Opposing the Already Oppressed
Nothing says "un-Christian" more to me than the responses of some Christians, organizations and churches to the recent ruling in Washington and to today's announcement that California's Prop 8 is unconstitutional.
When thousands (millions?) of American-Christians start to rally up the troops once again to combat any progress the LGBT community makes.
I just can't fathom the spirit that says, "oh yeah! you think you gained some steps toward equality and respect and dignity in this country!? Well we will just see about that! We'll rally together enough people to shoot you back down again! And if you don't stay down THIS time, then we'll just keep trying! Every time you take two steps forward, we'll gather enough support to push you three steps backward!"
It just feels unChristian, doesn't it?
I realize I'm bias. I realize that since I'm a straight-ally, and in full support of human equality when it comes to the rights people ought to have regardless of their sexual orientation, that my opinion on whether the above posture is "Christian" or not is going to be slanted. My version of Christianity, in my mind, takes after its figurehead: Jesus. And Jesus, as best as I understand him, was concerned about things like love, justice and unity. Not so much concerned with fighting to oppress the already oppressed. And certainly not concerned with a persons sexual orientation.

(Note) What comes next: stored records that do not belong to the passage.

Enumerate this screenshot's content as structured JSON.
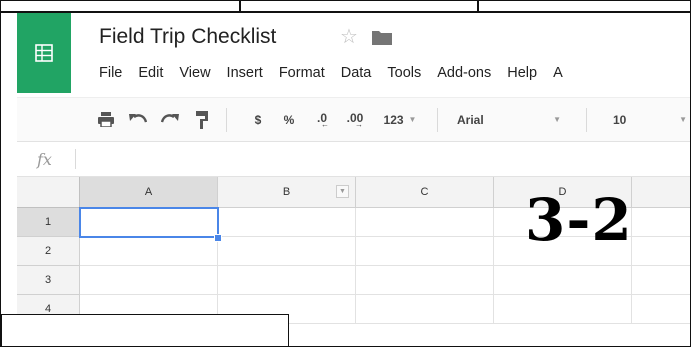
{
  "app": {
    "document_title": "Field Trip Checklist",
    "icons": {
      "logo": "sheets-logo-icon",
      "star": "star-icon",
      "folder": "folder-icon"
    }
  },
  "menu": [
    "File",
    "Edit",
    "View",
    "Insert",
    "Format",
    "Data",
    "Tools",
    "Add-ons",
    "Help",
    "A"
  ],
  "toolbar": {
    "print_icon": "print-icon",
    "undo_icon": "undo-icon",
    "redo_icon": "redo-icon",
    "paint_format_icon": "paint-format-icon",
    "currency": "$",
    "percent": "%",
    "decrease_decimals": ".0",
    "increase_decimals": ".00",
    "more_formats": "123",
    "font": "Arial",
    "font_size": "10"
  },
  "formula_bar": {
    "label": "fx",
    "value": ""
  },
  "grid": {
    "columns": [
      "A",
      "B",
      "C",
      "D"
    ],
    "rows": [
      "1",
      "2",
      "3",
      "4"
    ],
    "selected_cell": "A1"
  },
  "overlay": {
    "label": "3-2"
  },
  "colors": {
    "brand": "#21a464",
    "selection": "#4a86e8"
  }
}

Nonetheless, when people who profess to also follow Jesus actively fight and campaign to continually keep gay and lesbian couples as second-class it makes me question their fundamental understanding of Jesus' message, his Way, and his Kingdom.

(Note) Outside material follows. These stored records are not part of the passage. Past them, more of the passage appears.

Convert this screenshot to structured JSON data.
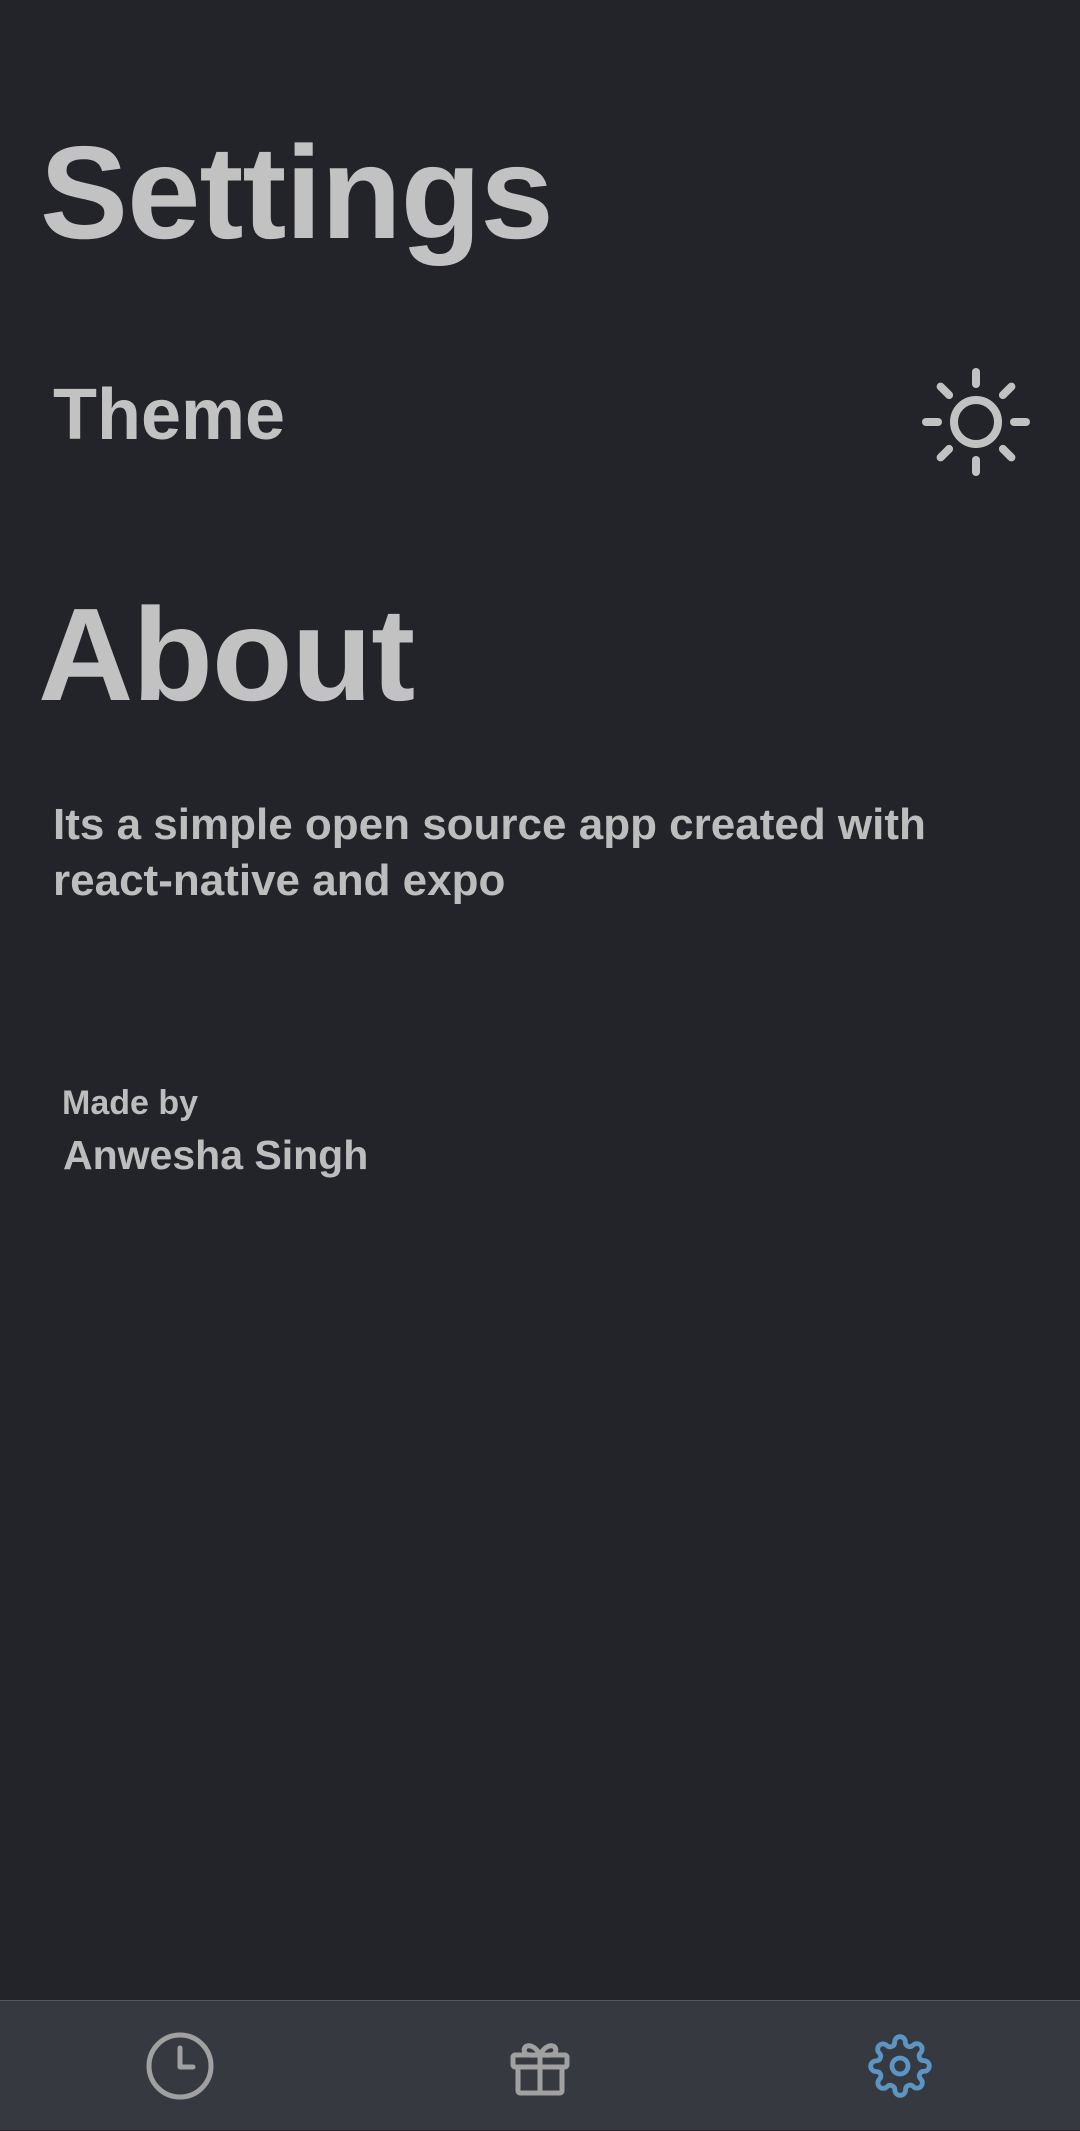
{
  "header": {
    "title": "Settings"
  },
  "theme": {
    "label": "Theme",
    "toggle_icon": "sun-icon"
  },
  "about": {
    "title": "About",
    "description": "Its a simple open source app created with react-native and expo",
    "made_by_label": "Made by",
    "author": "Anwesha Singh"
  },
  "tabbar": {
    "tabs": [
      {
        "icon": "clock-icon",
        "active": false
      },
      {
        "icon": "gift-icon",
        "active": false
      },
      {
        "icon": "gear-icon",
        "active": true
      }
    ]
  },
  "colors": {
    "background": "#222429",
    "tabbar_background": "#363940",
    "text": "#bdbdbd",
    "inactive_icon": "#a0a0a0",
    "active_accent": "#5b95c4"
  }
}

Part of me can kinda-sorta understand a Christian's commitment to what they view as the only acceptable form of marriage, and how that leads them to actively support movements to protect that belief. I don't agree with them, but I respect their actions as coming from their convictions. But at some point, on some level, to just continue and continue to fight and campaign and appeal and argue, it just feels mean. I realize this sounds contradictory, and I'm okay with that. But to me there is a difference.
What am I proposing, then? I'm not entirely sure. I suppose it's silly to say, "if at first you don't succeed, then happily give up and go home."

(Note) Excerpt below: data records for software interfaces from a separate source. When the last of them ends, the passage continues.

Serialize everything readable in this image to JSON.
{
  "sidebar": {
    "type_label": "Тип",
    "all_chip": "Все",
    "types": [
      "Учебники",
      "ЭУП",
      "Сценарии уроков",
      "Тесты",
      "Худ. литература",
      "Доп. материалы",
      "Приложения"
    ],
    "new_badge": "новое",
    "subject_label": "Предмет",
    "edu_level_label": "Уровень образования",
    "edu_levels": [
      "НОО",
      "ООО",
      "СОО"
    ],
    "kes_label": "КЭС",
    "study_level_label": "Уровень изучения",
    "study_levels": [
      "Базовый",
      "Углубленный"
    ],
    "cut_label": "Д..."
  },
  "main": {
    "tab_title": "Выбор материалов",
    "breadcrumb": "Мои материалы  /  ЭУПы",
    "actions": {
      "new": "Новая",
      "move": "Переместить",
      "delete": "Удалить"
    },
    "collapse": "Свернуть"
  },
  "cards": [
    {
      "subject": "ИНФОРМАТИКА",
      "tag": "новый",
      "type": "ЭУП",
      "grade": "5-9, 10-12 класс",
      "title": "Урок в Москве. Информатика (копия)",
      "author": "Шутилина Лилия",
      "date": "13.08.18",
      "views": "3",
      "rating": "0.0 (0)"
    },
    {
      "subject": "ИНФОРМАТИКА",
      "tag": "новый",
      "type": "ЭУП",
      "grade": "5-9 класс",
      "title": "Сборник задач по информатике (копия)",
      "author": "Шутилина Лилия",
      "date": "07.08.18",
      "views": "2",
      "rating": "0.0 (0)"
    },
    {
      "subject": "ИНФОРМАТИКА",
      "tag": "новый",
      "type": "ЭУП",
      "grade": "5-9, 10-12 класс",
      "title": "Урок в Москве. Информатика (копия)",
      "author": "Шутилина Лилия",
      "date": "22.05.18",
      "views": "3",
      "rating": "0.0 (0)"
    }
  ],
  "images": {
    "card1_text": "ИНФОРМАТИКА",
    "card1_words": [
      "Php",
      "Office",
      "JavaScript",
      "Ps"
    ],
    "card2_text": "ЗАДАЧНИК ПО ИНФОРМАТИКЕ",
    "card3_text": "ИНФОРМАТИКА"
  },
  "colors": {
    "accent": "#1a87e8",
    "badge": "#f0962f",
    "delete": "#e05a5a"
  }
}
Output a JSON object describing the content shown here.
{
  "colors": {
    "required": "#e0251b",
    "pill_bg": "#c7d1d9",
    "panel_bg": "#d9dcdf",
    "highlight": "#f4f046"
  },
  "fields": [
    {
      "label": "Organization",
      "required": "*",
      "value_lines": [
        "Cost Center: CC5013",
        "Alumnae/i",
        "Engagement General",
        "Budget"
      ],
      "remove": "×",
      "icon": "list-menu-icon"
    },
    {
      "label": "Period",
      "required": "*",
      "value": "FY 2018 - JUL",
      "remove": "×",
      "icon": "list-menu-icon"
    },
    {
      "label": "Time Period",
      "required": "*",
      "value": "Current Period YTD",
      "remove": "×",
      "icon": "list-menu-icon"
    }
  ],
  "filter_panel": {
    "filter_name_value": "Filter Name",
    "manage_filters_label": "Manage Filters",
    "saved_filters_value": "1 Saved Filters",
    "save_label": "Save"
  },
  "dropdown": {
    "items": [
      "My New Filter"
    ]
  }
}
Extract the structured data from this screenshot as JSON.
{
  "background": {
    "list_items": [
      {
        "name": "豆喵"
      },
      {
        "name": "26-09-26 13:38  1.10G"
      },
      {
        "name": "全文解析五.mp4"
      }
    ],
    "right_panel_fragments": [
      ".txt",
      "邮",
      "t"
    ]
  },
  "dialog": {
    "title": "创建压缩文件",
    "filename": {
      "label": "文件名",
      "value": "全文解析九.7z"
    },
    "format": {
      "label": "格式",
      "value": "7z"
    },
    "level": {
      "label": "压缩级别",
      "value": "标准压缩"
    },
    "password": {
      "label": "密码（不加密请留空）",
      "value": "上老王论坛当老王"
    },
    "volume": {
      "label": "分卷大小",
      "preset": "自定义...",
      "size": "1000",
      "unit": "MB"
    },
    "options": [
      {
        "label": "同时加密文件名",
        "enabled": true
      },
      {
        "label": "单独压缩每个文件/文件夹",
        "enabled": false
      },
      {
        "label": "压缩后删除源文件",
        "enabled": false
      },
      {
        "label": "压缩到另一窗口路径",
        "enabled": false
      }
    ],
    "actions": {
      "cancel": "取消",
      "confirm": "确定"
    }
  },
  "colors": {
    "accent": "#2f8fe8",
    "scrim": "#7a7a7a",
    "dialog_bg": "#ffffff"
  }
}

It's just the immediate sense that I get from reading people's response. The instant state of, "quick, assemble the crew, the enemy has gained some ground and we need to respond immediately!" I guess there's just something innate to that that rubs me the wrong way, and feels less "Christian." Less "Jesus-y." (Although, to be fair, I think opposing gay-marriage in the first place is not Jesus-y).
Some day, in the (hopefully near?) future, arguments like this will be behind us. We'll reminisce about these days with a strange sense of, "wait, why did our country not let gay people marry?" in similar ways that we now reminisce about the days when blacks and whites had to drink from different fountains. That doesn't make any sense to us now. And one day this won't make sense to us either.
In the meantime, if you find yourself to be one of the millions of followers of Jesus who don't think gay people should be allowed the same basic right as you, then I ask you to hold that conviction kindly. Handle it with love. If your sense of "what's right" is so strong that you just have to fight gay-marriage, then please do it with grace and humility. Don't immediately rush to kick the man again who just started stumbling to his feet.
I guess that's what the above movements feel like to me.